**What you will do**
What is needed is the number of lines below that contain the string "kind", with no other text.

**Component data from apps and pages**
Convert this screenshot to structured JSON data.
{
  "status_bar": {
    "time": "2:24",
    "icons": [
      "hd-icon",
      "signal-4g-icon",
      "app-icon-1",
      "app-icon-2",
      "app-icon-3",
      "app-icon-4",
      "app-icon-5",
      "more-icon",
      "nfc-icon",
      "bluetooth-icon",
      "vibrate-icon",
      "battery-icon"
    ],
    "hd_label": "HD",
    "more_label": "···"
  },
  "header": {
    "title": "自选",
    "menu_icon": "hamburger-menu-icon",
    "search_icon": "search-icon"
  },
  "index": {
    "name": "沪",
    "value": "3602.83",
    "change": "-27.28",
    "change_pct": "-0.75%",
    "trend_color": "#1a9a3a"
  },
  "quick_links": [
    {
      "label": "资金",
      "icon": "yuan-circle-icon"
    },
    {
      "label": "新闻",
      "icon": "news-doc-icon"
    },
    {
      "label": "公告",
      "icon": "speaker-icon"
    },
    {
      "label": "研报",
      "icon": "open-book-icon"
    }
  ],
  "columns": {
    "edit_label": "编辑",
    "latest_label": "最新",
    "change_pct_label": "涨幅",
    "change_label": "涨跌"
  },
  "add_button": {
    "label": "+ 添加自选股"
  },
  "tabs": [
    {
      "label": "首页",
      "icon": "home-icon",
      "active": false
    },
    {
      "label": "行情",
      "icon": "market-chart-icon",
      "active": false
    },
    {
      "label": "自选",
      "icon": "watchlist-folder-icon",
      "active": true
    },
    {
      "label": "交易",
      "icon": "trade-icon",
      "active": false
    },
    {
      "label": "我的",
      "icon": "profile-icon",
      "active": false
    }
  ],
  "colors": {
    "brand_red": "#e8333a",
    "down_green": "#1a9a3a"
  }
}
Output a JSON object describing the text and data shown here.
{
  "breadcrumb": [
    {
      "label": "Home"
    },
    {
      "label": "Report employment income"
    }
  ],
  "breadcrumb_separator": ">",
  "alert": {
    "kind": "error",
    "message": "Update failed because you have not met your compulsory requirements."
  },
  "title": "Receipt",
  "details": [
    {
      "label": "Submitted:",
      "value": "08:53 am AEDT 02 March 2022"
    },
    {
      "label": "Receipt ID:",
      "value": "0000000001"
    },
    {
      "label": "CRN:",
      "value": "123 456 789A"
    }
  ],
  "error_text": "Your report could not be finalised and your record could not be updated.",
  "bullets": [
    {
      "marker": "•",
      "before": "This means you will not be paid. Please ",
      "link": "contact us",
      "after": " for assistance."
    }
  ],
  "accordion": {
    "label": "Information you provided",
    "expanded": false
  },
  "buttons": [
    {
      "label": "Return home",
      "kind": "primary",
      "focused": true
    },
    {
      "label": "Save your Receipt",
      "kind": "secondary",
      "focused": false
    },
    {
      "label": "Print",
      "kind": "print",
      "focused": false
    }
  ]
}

**Output for this exercise**
4